Female veterinarians are 3.5 times more likely to die by suicide than the general population as compared to the male veterinarians who are 2.1 times more likely to die by suicide than the general population. This statistics is according to an analysis published in the Journal of the American Veterinary Medical Association.
The analysis was conducted by Centers for Disease Control and Prevention (CDC) researchers. The analysis reviewed the death records of 11,620 veterinarians from 1979 to 2015. The analysis showed that men made up for 82 % of suicides by veterinarians during the period of study, the ratio being 4.6 to 1 as compared to the ratio of male to female of about 3.6 to 1 in general population.

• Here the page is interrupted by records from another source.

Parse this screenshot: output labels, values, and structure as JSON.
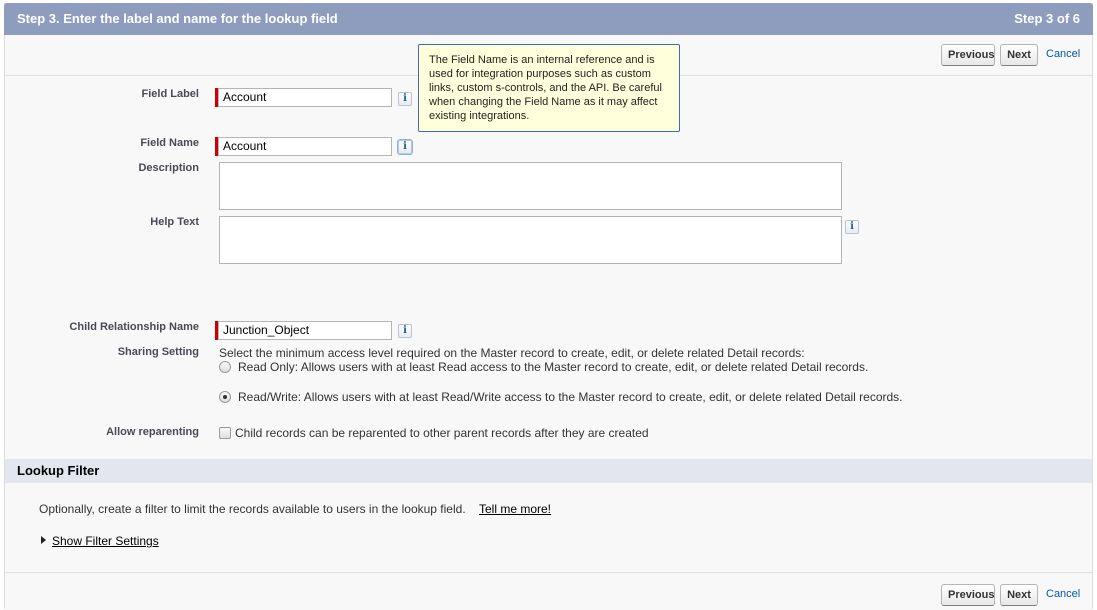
{
  "header": {
    "title": "Step 3. Enter the label and name for the lookup field",
    "step": "Step 3 of 6"
  },
  "buttons": {
    "previous": "Previous",
    "next": "Next",
    "cancel": "Cancel"
  },
  "tooltip": {
    "text": "The Field Name is an internal reference and is used for integration purposes such as custom links, custom s-controls, and the API. Be careful when changing the Field Name as it may affect existing integrations."
  },
  "form": {
    "field_label": {
      "label": "Field Label",
      "value": "Account"
    },
    "field_name": {
      "label": "Field Name",
      "value": "Account"
    },
    "description": {
      "label": "Description",
      "value": ""
    },
    "help_text": {
      "label": "Help Text",
      "value": ""
    },
    "child_relationship": {
      "label": "Child Relationship Name",
      "value": "Junction_Object"
    },
    "sharing": {
      "label": "Sharing Setting",
      "intro": "Select the minimum access level required on the Master record to create, edit, or delete related Detail records:",
      "options": [
        {
          "text": "Read Only: Allows users with at least Read access to the Master record to create, edit, or delete related Detail records.",
          "checked": false
        },
        {
          "text": "Read/Write: Allows users with at least Read/Write access to the Master record to create, edit, or delete related Detail records.",
          "checked": true
        }
      ]
    },
    "reparenting": {
      "label": "Allow reparenting",
      "text": "Child records can be reparented to other parent records after they are created",
      "checked": false
    },
    "info_icon": "i"
  },
  "lookup_filter": {
    "title": "Lookup Filter",
    "description": "Optionally, create a filter to limit the records available to users in the lookup field.",
    "tell_more": "Tell me more!",
    "show_settings": "Show Filter Settings"
  },
  "colors": {
    "header_bg": "#8e9dbe",
    "required": "#cc0000",
    "tooltip_bg": "#ffffdc",
    "link": "#015ba7"
  }
}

For more than 30 years, consistent research has shown that due to occupational stress, depression, anxiety and burn out, veterinarians are at higher risk of suicide than the general population.
The researchers of CDC said that veterinary school selects applicants on the basis of perfectionism so that the candidates can meet the rigorous academic requirements.
They added that perfectionism is often related to higher risk of mental illnesses that include depression and anxiety.
The researchers also suggested that veterinarians have an easy access to pharmaceutical drugs that are generally used for animal euthanization.
The analysis also showed that in the U.S. the %age of female veterinarians is 60 %. It also noted that while among female veterinarians the %age of deaths by suicide has remained constant from 2000, the number of deaths by suicide have risen as women’s number in the profession has grown steadily.
According to the analysis, women are also more likely to use poison to kill themselves than men who are more likely to use firearms.
The CDC researchers also warned that the high suicide rates could have been biased due to incomplete data. But they also added that the data highlights the need for comprehensive strategies for suicide prevention of this particular population.